Diverse NGOs, social and religious movements, have said that the Plan will escalate the armed conflict still more, running the risk of inaugurating another Vietnam, and campaigns and networks of solidarity with the Colombian popular movement are mobilised in their respective countries and developing. Jose Miguel Vivanco, executive director of Human Rights Watch has called Plan Colombia a "time bomb" for human rights. (El Pais, Madrid 7-7-2000).
Amnesty International, which participated in the "Alternative Table" organised in Madrid in July, has called for a campaign against Plan Colombia, denouncing the use of paramilitarism as a state strategy, and the internal consequences that "will aggravate alarmingly the present humanitarian crisis". (Amnesty International No 44, Spanish edition, August-September 2000)
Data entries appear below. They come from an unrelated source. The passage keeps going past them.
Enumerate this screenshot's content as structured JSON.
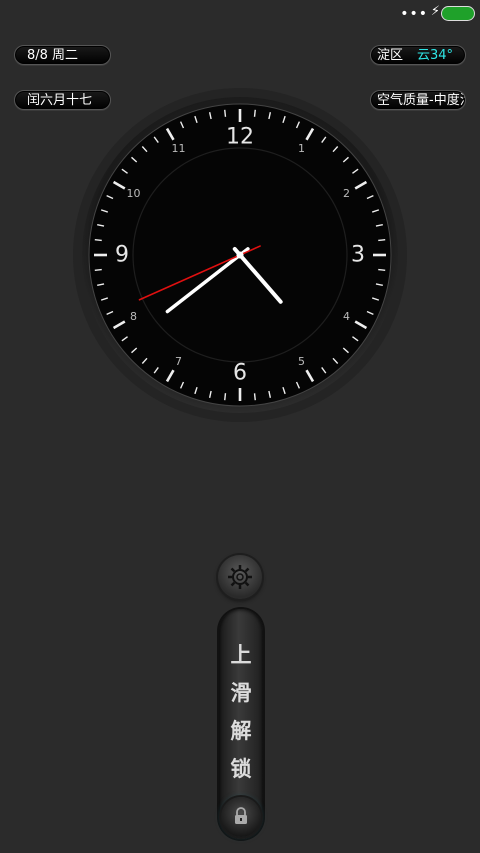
{
  "status_bar": {
    "dots": "•••",
    "charging_icon": "bolt-icon",
    "battery_icon": "battery-icon",
    "battery_color": "#1fa12a"
  },
  "widgets": {
    "date": "8/8 周二",
    "lunar": "闰六月十七",
    "weather_district": "淀区",
    "weather_temp": "云34°",
    "air_quality": "空气质量-中度污"
  },
  "clock": {
    "numerals": [
      "12",
      "1",
      "2",
      "3",
      "4",
      "5",
      "6",
      "7",
      "8",
      "9",
      "10",
      "11"
    ],
    "time": {
      "hour": 4,
      "minute": 38,
      "second": 41
    },
    "second_hand_color": "#e01010"
  },
  "controls": {
    "settings_icon": "gear-icon",
    "unlock_chars": [
      "上",
      "滑",
      "解",
      "锁"
    ],
    "lock_icon": "lock-icon"
  }
}
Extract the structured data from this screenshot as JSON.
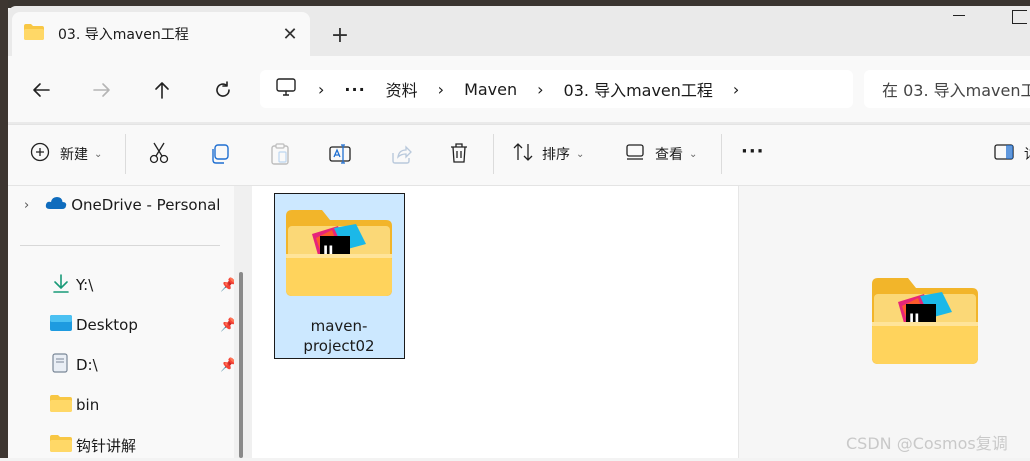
{
  "tab": {
    "title": "03. 导入maven工程",
    "close_glyph": "✕",
    "new_tab_glyph": "+"
  },
  "nav": {
    "back": "back-arrow",
    "forward": "forward-arrow",
    "up": "up-arrow",
    "refresh": "refresh"
  },
  "address": {
    "more": "···",
    "crumbs": [
      "资料",
      "Maven",
      "03. 导入maven工程"
    ],
    "sep": "›"
  },
  "search": {
    "placeholder": "在 03. 导入maven工"
  },
  "toolbar": {
    "new_label": "新建",
    "sort_label": "排序",
    "view_label": "查看",
    "more_label": "···",
    "details_label": "详"
  },
  "sidebar": {
    "onedrive": "OneDrive - Personal",
    "items": [
      {
        "label": "Y:\\",
        "icon": "download-icon",
        "pinned": true
      },
      {
        "label": "Desktop",
        "icon": "desktop-icon",
        "pinned": true
      },
      {
        "label": "D:\\",
        "icon": "drive-icon",
        "pinned": true
      },
      {
        "label": "bin",
        "icon": "folder-icon",
        "pinned": false
      },
      {
        "label": "钩针讲解",
        "icon": "folder-icon",
        "pinned": false
      }
    ]
  },
  "files": [
    {
      "name": "maven-project02",
      "selected": true
    }
  ],
  "watermark": "CSDN @Cosmos复调",
  "colors": {
    "accent": "#0067c0",
    "selection": "#cce8ff",
    "folder": "#f8c744"
  }
}
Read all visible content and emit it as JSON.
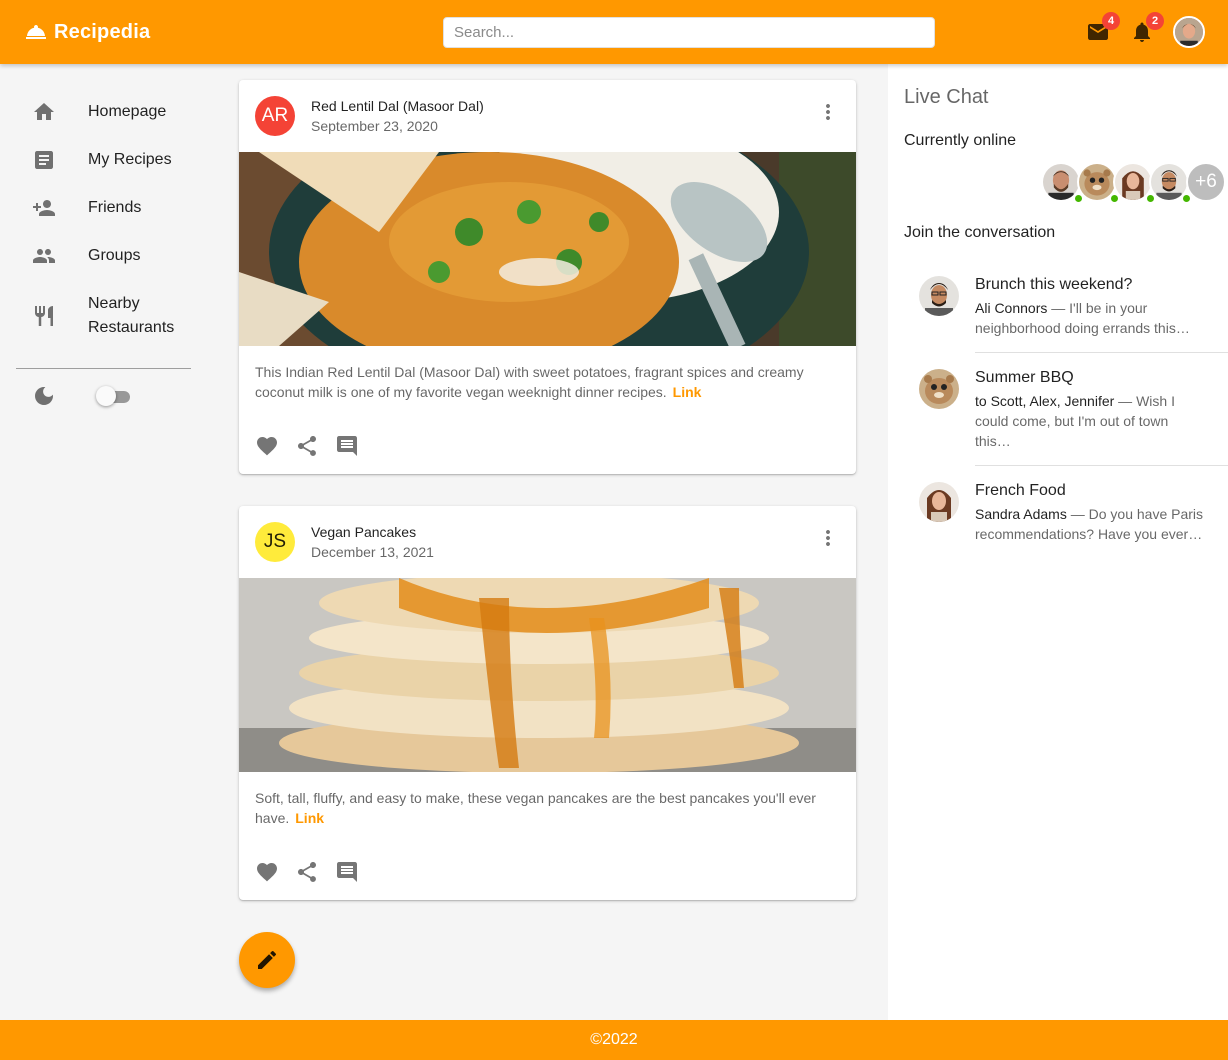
{
  "app": {
    "title": "Recipedia",
    "logo_icon": "room-service-icon",
    "footer": "©2022"
  },
  "topbar": {
    "search_placeholder": "Search...",
    "mail_badge": "4",
    "notifications_badge": "2"
  },
  "sidebar": {
    "items": [
      {
        "label": "Homepage",
        "icon": "home-icon"
      },
      {
        "label": "My Recipes",
        "icon": "article-icon"
      },
      {
        "label": "Friends",
        "icon": "person-add-icon"
      },
      {
        "label": "Groups",
        "icon": "group-icon"
      },
      {
        "label": "Nearby Restaurants",
        "icon": "restaurant-icon"
      }
    ],
    "dark_mode_icon": "moon-icon",
    "dark_mode_on": false
  },
  "posts": [
    {
      "avatar_initials": "AR",
      "avatar_color": "#f44336",
      "title": "Red Lentil Dal (Masoor Dal)",
      "date": "September 23, 2020",
      "description": "This Indian Red Lentil Dal (Masoor Dal) with sweet potatoes, fragrant spices and creamy coconut milk is one of my favorite vegan weeknight dinner recipes.",
      "link_label": "Link"
    },
    {
      "avatar_initials": "JS",
      "avatar_color": "#ffeb3b",
      "title": "Vegan Pancakes",
      "date": "December 13, 2021",
      "description": "Soft, tall, fluffy, and easy to make, these vegan pancakes are the best pancakes you'll ever have.",
      "link_label": "Link"
    }
  ],
  "live_chat": {
    "title": "Live Chat",
    "online_heading": "Currently online",
    "more_online": "+6",
    "join_heading": "Join the conversation",
    "conversations": [
      {
        "title": "Brunch this weekend?",
        "from": "Ali Connors",
        "snippet": " — I'll be in your neighborhood doing errands this…"
      },
      {
        "title": "Summer BBQ",
        "from": "to Scott, Alex, Jennifer",
        "snippet": " — Wish I could come, but I'm out of town this…"
      },
      {
        "title": "French Food",
        "from": "Sandra Adams",
        "snippet": " — Do you have Paris recommendations? Have you ever…"
      }
    ]
  },
  "colors": {
    "primary": "#ff9800",
    "badge": "#f44336",
    "online": "#44b700"
  }
}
Jose Vicente Rangel, Venezuelan foreign minister says that the Plan "aims if not at the Vietnamisation, at least the Colombianisation of the region." (Ansa Agency, 7/7/2000) Meanwhile, the powerful Confederation of Indigenous Nationalities of Ecuador (CONAIE) rejected Plan Colombia and in a public declaration, it affirmed his opposition, "especially when it seems that there will be a direct participation of Ecuadorian forces, without concern for the violence of which the civil population will be victim, fundamentally the indigenous peoples and nationalities."
The background is the renovation of a counterinsurgent strategy of intervention. Like in the Dominican Republic in 1965, Chile in 1973, Nicaragua in 1981-90. The only difference is that Plan Colombia (as in Grenada and Panama) will not happen through a concealed operation. They seek, as James Petras says " to destroy dialogue and the movements that dare to defy the imperial monolith’. (Plan Colombia and its critics, Agency ALAI, 17/7/00)
But in a situation where the dominant classes are shaken by a deep political crisis, of legitimacy, this is accelerated by the brutal effects of the recolonising offensive of multinational capital, Plan Colombia reemphasises the importance of anti-imperialist struggle. In a Latin America where broad and radical social resistances are articulating emancipatory alternatives which, albeit still from a defensive perspective, begin to sketch a new political scenario.